|Publisher:||Cambridge University Press|
|Product dimensions:||5.98(w) x 9.02(h) x 0.91(d)|
Table of Contents
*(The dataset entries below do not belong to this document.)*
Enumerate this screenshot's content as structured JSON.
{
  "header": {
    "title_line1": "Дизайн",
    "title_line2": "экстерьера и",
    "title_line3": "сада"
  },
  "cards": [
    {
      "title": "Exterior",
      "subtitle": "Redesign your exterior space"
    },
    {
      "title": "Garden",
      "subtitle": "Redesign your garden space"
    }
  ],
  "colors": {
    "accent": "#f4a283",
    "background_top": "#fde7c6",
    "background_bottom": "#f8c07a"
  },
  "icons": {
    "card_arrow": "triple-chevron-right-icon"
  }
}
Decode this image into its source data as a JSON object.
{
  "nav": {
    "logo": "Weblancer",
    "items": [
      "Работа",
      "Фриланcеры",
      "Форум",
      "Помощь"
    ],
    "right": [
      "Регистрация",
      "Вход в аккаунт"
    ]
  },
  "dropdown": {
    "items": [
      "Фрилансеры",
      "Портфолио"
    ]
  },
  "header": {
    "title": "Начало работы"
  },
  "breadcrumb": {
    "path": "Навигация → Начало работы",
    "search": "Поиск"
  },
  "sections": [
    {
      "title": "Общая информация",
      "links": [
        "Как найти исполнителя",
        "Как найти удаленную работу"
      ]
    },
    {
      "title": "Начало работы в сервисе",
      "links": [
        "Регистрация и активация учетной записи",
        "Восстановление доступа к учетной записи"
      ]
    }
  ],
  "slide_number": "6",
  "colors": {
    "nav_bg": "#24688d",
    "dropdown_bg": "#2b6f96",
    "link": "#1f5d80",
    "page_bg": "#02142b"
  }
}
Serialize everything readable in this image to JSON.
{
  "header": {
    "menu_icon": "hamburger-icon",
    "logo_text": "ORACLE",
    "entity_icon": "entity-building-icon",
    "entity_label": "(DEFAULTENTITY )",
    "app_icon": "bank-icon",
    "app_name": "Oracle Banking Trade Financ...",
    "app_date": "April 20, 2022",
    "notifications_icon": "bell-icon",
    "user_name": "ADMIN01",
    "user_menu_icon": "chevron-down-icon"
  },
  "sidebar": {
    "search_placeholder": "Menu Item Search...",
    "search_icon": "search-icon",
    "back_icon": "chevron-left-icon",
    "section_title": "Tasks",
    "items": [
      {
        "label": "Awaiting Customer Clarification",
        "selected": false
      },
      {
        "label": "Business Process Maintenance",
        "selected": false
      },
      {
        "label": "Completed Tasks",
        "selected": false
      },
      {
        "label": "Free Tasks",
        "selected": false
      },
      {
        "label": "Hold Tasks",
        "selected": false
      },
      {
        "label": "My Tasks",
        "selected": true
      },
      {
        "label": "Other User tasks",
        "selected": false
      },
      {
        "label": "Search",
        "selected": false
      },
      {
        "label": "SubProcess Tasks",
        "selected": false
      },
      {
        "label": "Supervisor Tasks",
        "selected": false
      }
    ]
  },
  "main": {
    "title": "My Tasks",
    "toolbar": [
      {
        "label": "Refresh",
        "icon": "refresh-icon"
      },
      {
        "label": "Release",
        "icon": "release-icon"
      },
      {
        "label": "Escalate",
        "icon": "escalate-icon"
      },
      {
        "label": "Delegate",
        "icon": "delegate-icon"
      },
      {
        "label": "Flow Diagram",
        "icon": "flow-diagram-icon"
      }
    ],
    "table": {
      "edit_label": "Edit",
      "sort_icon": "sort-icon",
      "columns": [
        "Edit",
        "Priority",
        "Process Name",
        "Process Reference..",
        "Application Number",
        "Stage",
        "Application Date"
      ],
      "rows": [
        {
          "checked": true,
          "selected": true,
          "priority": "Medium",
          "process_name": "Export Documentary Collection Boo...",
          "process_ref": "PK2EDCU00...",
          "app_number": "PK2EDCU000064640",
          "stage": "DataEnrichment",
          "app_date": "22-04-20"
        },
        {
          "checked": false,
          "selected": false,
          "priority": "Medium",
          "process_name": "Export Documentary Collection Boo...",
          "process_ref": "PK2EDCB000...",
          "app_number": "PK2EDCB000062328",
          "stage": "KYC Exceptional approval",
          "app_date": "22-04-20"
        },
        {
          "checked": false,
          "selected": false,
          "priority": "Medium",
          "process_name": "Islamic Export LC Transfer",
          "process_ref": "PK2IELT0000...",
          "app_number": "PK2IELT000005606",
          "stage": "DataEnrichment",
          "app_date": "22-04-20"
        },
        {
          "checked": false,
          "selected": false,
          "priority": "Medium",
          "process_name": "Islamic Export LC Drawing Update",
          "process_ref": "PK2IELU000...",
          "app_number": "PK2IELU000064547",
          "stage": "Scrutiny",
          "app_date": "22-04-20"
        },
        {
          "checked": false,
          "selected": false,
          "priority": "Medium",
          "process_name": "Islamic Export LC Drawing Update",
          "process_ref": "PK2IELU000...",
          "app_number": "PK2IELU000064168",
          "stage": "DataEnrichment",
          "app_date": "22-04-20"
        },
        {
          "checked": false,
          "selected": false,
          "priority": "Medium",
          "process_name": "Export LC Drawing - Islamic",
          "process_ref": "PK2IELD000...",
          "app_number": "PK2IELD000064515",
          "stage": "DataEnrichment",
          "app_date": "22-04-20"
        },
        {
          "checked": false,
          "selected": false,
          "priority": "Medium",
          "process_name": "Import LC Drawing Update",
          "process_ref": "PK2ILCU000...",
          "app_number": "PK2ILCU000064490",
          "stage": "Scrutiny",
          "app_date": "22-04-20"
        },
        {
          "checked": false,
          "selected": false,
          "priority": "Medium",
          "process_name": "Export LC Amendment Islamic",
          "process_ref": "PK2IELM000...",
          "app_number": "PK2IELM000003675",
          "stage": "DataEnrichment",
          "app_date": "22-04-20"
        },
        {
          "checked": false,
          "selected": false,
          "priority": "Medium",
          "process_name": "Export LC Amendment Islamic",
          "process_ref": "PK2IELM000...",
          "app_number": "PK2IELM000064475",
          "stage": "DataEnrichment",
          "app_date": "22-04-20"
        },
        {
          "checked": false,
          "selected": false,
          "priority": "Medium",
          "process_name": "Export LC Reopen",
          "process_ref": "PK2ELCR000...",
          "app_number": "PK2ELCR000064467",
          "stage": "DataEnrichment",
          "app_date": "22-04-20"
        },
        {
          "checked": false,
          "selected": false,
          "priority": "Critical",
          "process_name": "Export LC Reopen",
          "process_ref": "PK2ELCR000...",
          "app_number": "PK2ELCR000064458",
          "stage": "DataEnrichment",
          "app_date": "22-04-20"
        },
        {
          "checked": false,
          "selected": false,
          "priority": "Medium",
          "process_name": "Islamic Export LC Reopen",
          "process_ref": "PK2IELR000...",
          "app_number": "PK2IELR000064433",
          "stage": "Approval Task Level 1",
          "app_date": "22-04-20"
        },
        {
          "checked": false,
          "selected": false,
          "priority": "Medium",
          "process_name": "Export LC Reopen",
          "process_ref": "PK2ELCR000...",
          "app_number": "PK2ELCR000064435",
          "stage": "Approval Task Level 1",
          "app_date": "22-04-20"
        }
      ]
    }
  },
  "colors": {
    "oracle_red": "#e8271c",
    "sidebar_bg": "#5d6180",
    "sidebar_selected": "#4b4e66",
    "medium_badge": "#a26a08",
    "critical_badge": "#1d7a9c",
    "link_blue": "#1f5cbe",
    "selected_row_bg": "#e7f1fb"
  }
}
18. The residual charge of the Leyden jar; 19. Residual charge of the Leyden jar; dielectric properties of different glasses; 20. Refractive indices of glass; 21. Electrostatic capacity of glass and of liquids; 23. On the refractive index and specific inductive capacity of transparent insulating media; 24. On the quadrant electrometer; 25. Note on specific inductive capacity; 26. Specific inductive capacity; 27. On the capacity and residual charge of dielectrics as affected by temperature and time; 28. On the magnetisation of iron; 29. Magnetic properties of an impure nickel; 30. Magnetic and other physical properties of iron at a high temperature; 31. Magnetism and recalescence; 32. Magnetic properties of nickel and iron; 33. Note on the density of alloys of nickel and iron; 34. Magnetic properties of pure iron Francis Lydall and Alfred W. S. Pocklington; 35. Magnetic viscosity J. Hopkinson and B. Hopkinson; 36. Magnetic viscosity J. Hopkinson, E. Wilson and F. Lydall; 37. Propagation of magnetisation of iron as affected by the electric currents in the iron J. Hopkinson and E. Wilson; 38. On the rupture of iron wire by a blow; 39. Further experiments on the rupture of iron wire; 40. The mathematical theory of Tartini's beats; 41. On the stresses produced in an elastic disc by rapid rotation; 42. On the effect of internal friction on resonance; 43. On the optical properties of a titano-silicic glass Professor Stokes and J. Hopkinson; 44. Certain cases of electromotive force sustained by the action of electrolytes on electrolytes; 45. On the quasi-rigidity of a rapidly moving chain; 46. On the torsional strain which remains in a glass fibre after release from twisting stress; 47. On the stresses caused in an elastic solid by inequalities of temperature; 48. On the thermo-elastic properties of solids; 49. On high electrical resistances; 50. Note on Mr E. H. Hall's experiments on the 'action of magnetism on a permanent electric current'; 51. Notes on the seat of the electromotive forces in a voltaic cell; 52. Alternate current electrolysis J. Hopkinson, E. Wilson and F. Lydall.